Task requirements - Extract all lines from the data beneath that include the word "progress".
*** Opening Data extracts ***
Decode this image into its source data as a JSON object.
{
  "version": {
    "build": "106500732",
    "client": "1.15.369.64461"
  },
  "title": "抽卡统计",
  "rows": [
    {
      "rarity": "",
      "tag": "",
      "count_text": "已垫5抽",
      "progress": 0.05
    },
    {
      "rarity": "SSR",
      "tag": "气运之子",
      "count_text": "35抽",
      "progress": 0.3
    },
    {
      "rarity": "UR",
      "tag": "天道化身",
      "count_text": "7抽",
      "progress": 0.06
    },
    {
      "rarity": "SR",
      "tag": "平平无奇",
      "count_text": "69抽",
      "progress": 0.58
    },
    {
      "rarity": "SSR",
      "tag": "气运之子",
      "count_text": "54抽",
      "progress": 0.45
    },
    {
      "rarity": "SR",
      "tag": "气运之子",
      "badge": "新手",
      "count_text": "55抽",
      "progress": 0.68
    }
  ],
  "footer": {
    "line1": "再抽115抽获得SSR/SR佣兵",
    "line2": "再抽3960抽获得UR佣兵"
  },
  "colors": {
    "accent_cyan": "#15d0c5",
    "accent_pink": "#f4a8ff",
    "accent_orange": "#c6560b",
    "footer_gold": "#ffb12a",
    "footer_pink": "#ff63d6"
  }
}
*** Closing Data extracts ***
Exercise result -
      "progress": 0.05
      "progress": 0.3
      "progress": 0.06
      "progress": 0.58
      "progress": 0.45
      "progress": 0.68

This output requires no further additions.